CWEA offers plenty of networking opportunities. By attending a lunch or dinner meeting or conference or seminar you will meet people who are happy to share their expertise or commiserate with you.

CWEA provides countless opportunities for training – that is in our mission statement: To enhance the education and effectiveness of California’s clean water professionals. At the Annual Conference this past April, we provided a specialty tracks on all sorts of vocations, everything from plant maintenance to electrical/instrumentation. There was literally something for everyone. The local section luncheons and seminars present interesting and relevant topics. Although there are over 10,000 members in CWEA, it still feels like a community.

You can sharpen your leadership skills by becoming active in the organization – it is leadership training at the ready. Soft skills are important in any organization and mandatory for upward mobility. Serving on the board at the state or local level will increase your effectiveness and give you visibility within the profession.

Volunteering as a CWEA leader will also widen your horizon as you engage with others in your field and view the challenges we face in the water profession not just at the facility level but industry wide.

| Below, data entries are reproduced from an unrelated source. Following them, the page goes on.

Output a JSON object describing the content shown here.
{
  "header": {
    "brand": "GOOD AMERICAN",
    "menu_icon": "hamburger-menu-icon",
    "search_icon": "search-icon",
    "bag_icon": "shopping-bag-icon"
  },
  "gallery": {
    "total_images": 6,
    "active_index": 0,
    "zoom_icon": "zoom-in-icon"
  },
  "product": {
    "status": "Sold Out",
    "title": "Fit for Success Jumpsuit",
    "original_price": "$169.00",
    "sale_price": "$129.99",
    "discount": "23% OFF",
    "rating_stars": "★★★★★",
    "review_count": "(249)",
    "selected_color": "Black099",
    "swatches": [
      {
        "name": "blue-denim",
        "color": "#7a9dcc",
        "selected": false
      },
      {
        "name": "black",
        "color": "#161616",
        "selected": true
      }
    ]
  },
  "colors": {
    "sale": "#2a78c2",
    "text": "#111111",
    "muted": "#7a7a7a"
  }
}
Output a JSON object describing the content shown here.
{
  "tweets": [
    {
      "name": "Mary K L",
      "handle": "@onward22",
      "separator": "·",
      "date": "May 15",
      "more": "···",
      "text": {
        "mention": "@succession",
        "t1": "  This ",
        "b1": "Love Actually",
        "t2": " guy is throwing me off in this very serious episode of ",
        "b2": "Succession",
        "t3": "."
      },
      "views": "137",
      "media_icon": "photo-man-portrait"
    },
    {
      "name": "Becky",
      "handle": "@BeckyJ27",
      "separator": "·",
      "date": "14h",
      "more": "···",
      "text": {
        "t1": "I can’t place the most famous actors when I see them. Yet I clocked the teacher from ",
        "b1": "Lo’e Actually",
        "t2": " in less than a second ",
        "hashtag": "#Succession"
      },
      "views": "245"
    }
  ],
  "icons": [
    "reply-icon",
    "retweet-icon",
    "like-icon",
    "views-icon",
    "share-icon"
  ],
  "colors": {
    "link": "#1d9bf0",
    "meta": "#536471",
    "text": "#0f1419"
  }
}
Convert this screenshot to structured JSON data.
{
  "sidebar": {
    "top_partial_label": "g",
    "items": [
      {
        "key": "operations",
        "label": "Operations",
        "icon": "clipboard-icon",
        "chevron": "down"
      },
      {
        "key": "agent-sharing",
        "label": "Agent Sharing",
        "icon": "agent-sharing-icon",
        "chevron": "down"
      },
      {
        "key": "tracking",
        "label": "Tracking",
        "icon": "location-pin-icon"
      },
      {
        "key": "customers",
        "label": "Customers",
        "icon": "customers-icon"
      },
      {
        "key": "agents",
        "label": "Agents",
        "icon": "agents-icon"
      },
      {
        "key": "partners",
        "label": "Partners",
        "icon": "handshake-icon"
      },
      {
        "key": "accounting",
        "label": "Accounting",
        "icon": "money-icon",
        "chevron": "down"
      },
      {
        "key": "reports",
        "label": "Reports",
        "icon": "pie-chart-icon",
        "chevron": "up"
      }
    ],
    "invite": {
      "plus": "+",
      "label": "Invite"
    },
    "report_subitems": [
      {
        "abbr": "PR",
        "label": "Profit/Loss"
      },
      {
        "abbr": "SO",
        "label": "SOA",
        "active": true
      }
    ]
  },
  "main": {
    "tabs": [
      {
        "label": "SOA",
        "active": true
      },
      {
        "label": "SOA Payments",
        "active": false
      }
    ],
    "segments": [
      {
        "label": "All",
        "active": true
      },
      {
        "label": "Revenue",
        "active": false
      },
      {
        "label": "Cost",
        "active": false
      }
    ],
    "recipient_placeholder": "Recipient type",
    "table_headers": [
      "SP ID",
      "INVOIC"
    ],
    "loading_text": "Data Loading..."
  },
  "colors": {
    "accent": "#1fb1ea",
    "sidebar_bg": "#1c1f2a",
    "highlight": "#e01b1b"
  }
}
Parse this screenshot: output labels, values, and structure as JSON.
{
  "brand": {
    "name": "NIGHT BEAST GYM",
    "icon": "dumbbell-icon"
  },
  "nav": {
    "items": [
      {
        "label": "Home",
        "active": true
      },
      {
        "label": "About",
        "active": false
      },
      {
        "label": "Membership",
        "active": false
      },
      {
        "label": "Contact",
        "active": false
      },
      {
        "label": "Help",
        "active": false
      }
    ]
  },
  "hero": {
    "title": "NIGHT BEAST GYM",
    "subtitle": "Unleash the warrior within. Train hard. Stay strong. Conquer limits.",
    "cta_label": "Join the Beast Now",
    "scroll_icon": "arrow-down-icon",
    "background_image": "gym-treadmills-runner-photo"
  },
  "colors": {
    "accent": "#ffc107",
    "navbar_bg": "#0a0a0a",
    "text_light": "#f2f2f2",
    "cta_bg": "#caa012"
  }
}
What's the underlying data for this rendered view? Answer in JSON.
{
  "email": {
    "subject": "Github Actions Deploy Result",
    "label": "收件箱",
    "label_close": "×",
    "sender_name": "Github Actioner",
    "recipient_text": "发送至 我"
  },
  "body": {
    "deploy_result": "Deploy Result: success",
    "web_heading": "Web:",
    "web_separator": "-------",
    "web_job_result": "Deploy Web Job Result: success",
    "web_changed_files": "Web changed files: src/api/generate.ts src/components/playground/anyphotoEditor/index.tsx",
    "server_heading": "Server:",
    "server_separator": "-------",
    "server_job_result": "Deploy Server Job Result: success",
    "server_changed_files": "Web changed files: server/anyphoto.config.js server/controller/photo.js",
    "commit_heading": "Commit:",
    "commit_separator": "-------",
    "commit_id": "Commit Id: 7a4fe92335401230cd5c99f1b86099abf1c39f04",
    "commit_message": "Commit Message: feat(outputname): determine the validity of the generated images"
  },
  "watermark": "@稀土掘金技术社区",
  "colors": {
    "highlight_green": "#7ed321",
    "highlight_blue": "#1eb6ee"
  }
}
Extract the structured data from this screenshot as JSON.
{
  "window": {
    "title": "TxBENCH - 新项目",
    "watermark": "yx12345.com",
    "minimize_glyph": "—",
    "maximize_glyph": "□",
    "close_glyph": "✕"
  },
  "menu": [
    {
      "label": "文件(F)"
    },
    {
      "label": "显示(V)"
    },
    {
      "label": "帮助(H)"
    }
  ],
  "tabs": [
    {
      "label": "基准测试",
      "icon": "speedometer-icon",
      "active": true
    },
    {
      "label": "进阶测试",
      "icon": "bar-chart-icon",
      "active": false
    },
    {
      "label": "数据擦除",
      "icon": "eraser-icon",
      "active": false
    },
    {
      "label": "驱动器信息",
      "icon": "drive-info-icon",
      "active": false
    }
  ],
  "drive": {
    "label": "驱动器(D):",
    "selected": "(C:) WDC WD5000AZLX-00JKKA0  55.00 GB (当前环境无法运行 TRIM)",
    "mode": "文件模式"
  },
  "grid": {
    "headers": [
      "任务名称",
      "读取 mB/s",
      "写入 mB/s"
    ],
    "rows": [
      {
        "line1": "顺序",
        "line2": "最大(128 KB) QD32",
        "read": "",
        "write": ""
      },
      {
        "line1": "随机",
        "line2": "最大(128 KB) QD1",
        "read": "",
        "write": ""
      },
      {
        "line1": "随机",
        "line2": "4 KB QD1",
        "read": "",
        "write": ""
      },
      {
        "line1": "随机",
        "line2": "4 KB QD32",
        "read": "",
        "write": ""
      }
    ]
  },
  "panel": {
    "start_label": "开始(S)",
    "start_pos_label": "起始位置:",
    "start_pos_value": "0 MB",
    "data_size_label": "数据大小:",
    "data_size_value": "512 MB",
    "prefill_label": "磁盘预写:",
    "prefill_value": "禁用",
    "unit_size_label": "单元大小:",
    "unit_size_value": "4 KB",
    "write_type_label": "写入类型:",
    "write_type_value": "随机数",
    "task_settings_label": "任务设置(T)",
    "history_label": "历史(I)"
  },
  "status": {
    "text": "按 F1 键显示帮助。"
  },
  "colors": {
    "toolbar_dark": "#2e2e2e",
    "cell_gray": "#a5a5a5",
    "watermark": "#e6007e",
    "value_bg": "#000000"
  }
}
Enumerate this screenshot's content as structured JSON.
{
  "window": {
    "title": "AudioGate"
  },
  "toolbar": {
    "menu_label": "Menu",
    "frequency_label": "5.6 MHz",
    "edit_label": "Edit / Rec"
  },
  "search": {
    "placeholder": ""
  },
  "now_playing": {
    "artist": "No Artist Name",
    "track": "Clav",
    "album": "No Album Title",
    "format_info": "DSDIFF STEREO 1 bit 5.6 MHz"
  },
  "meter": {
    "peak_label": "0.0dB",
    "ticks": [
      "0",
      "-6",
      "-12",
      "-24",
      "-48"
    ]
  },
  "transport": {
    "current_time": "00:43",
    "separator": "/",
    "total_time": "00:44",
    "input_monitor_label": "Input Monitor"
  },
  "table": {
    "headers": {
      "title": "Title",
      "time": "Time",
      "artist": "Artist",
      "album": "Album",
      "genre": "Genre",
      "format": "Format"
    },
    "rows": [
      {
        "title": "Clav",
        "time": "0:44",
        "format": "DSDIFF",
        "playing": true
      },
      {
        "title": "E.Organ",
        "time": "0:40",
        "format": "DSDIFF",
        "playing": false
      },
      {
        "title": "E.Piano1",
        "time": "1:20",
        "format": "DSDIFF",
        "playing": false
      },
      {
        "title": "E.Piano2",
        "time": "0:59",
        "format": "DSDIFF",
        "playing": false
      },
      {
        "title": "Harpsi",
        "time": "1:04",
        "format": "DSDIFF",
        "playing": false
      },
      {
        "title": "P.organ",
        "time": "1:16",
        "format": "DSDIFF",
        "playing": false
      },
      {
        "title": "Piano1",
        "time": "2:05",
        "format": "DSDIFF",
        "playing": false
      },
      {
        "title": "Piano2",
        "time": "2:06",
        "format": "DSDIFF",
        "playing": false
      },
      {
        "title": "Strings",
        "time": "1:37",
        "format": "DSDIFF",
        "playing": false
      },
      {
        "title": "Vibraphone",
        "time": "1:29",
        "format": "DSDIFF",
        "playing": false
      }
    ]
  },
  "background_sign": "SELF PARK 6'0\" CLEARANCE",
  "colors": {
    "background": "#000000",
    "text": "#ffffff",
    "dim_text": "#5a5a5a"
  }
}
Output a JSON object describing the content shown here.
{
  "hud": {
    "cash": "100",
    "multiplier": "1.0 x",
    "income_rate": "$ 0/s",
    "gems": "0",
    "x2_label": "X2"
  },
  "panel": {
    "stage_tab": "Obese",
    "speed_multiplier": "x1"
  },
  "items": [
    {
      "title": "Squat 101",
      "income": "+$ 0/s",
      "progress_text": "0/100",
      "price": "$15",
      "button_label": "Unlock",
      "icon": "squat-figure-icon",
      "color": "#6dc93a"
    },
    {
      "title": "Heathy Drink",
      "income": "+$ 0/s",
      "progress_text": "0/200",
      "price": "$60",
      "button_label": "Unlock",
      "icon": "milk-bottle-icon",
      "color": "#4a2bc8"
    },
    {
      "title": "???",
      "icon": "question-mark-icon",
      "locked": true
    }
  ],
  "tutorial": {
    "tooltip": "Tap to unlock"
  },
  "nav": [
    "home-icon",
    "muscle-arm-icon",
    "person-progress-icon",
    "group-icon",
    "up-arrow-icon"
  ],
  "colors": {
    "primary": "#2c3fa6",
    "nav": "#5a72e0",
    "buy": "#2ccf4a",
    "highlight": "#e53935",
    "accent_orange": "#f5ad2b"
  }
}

There are other benefits like enhanced communication skills from giving presentations or sharpening ethical and fiduciary responsibilities as a board member. But, it is also a great place to have fun with like-minded individuals who will smile at every ‘poo’ joke ever invented.

Everyone has something to offer and gain from membership in CWEA.

Debi gearing up with PPE for a construction project inspection.

5) What advice would you give to someone interested in succeeding in this field?
The water sector provides opportunities to contribute to the wellbeing of your community in a meaningful way. Be proud and passionate about the work you do in this profession, it really matters. So, if you’re willing to do the work, you WILL succeed.

Finally, commit to lifelong learning because this industry is dynamic, and guarantees an exciting journey.

———————————————————————————-

Debi is looking forward to being more active and supporting the Sacramento Area Section once her commitment to the CWEA Board is fulfilled in April 2019.

Want to get involved in leading CWEA? Watch for the call for Board members each fall, applications are due in December.

About the Author

Elaine Connors

Jelconhttp://www.jelcon.com

Elaine is a freelance writer based in Sechelt, British Columbia. Elaine was a water/wastewater equipment distributor for 28 years before retiring in 2016.

Support great stories about water professionals & projects. Join CWEA

Leave a Reply

Your email address will not be published. Required fields are marked *